Subscribe Now

It will surprise exactly no one to learn that at Thanksgiving, Joanne Chang always brings dessert. A lot of dessert.

“I typically order one of everything to bring wherever we are going,” says Chang, the James Beard Outstanding Baker. That adds up to about seven pies, as well as armloads of breakfast treats and other goodies to last for days. And she likes to try it all.

“I cut a little bit of pumpkin pie, a little bit of pecan pie … a little bit of everything,” says Chang, who co-owns the Boston-area Flour Bakery chain, as well as Asian-inspired restaurant Myers+Chang, with her husband, Newburyport native Christopher Myers. 

Rather merely wallowing in the excess, Chang turned those tastes into inspiration for a whole new treat: the Piefecta, a mash-up of half pecan and half pumpkin. “Those two tasted really, really good together,” Chang says, noting that pie, served with brown sugar whipped cream, is very popular this time of year.

The Piefecta is a far cry from the pastry chef’s Thanksgiving desserts growing up in Dallas, Texas. The daughter of Taiwanese immigrants, she rarely had sweets, instead getting fresh fruit for dessert. In fact, she says she was probably 8 or 9 years old before she had turkey on Thanksgiving. 

“Until I was eight, my mom would get a Peking duck and do some stir-fried vegetables,” Chang recalls. “Thanksgiving was more just a celebration of food—not necessarily traditional American Thanksgiving food—but a huge spread of dishes that mom liked to make, and we all liked to eat.” Greens, stir-fries, noodles, dumplings, duck, and rice —always rice—were on the table, although eventually her mom introduced turkey to the mix. “My parents taught my brother and me to be thankful every day. So for us, it was just a day to celebrate being together as a family. And to eat a lot.”

Among the many things Chang has to be thankful for these days is her new home in Newburyport. For the past year, Chang and Myers have been splitting time between their Boston loft and the North Shore, in the first house that Chang has lived in since she was a kid. 

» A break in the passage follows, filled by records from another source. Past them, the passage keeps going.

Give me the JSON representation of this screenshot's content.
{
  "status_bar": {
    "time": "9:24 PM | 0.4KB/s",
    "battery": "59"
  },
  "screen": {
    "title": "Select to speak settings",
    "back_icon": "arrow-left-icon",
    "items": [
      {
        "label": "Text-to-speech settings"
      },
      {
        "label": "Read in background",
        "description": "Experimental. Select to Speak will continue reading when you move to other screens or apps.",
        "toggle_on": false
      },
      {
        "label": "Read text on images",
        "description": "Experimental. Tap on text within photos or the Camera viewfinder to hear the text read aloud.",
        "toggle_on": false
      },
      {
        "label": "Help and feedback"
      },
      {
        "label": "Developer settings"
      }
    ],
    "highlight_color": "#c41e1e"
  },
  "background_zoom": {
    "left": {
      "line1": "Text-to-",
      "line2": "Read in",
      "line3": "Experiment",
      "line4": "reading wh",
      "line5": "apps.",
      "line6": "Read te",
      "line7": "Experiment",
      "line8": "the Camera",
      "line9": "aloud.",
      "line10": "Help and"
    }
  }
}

“As an adult, I’ve never had a backyard. I’ve just lived in apartments and condos throughout Boston and New York,” Chang says. “I love having open space. We have some tomatoes, and we mow the lawn, and garden a little bit. It’s peaceful.”

Joanne Chang at her Newburyport home.

While the couple intended to buy someplace in Newburyport for years, the pandemic gave them the nudge they needed as a respite from the rigors of hospitality in Boston during COVID-19. “Last fall, I was spending all my time just taking pictures of the trees, and then in the spring watching everything come back to life,” Chang recalls. “We don’t really see that in the city.”

Some of the couple’s favorite spots include Parker River Wildlife Refuge, the Garrison Trail and Moseley Woods, but even watching the changing seasons from their small backyard or walking around the neighborhood brings joy. “Every two seconds, I’m stopping and saying, ‘Christopher, look at this, look at this!’ … Basically, everything Mother Nature has been a revelation.”

With an entire home to fill, they also take weekly trips to WishBasket and Red Bird in the Tannery, she says. “We’ve been living here a year and we still have practically no furniture, so we haunt these two amazing shops and try to figure out which couch, dining room tables, and chairs to pick.”

Of course, with cooking in their DNA, the couple’s kitchen is a centerpiece, offering a lot more space than their Boston loft. “The kitchen in Newburyport is a dream,” Chang says. “Lots and lots of counter space, a big fridge, and an excellent stove and pantry space. In the city, our kitchen is a bit tighter and less conducive to cooking big meals, which I love to do!”

When you’re cooking for a crowd, whether it’s the holidays or not, advance prep is key, Chang says. “That’s one thing we know from doing it professionally—you can make some bases ahead of time, and you can make the pie dough ahead of time. You can roll out pie crusts and even parbake the pie shells, so that on Thanksgiving, you’re not spending a lot of time on the dessert part.”

For more ideas, grab her fifth cookbook, Pastry Love: A Baker’s Journal of Favorite Recipes, which came out in 2019 and includes a version of her easy-to-handle, extra flaky Pâte Brisée pie dough, not to mention a bevy of perfect choices for holiday gifting, from Peppermint Kisses to Christopher’s Honeycomb. The book, written in a conversational, approachable style, is just as fun to bake from as it is to read.

Of course, the much easier option is to just order your desserts from one of the nine Flour locations—Chang says Flour’s Fort Point bakery on Farnsworth Street is probably the easiest to access from the North Shore. Because, while Chang and her husband have much love for Newburyport, they have no plans to follow in the footsteps of other Boston-area restaurateurs and open one of their eateries up this way. But you’ll definitely find them enjoying the dining scene.

“I am looking forward to exploring more of the restaurants in Newburyport,” Chang says. “I’m excited to go out to dinner, and I’m hoping that we can still do that throughout the wintertime. I think that’ll be really fun.”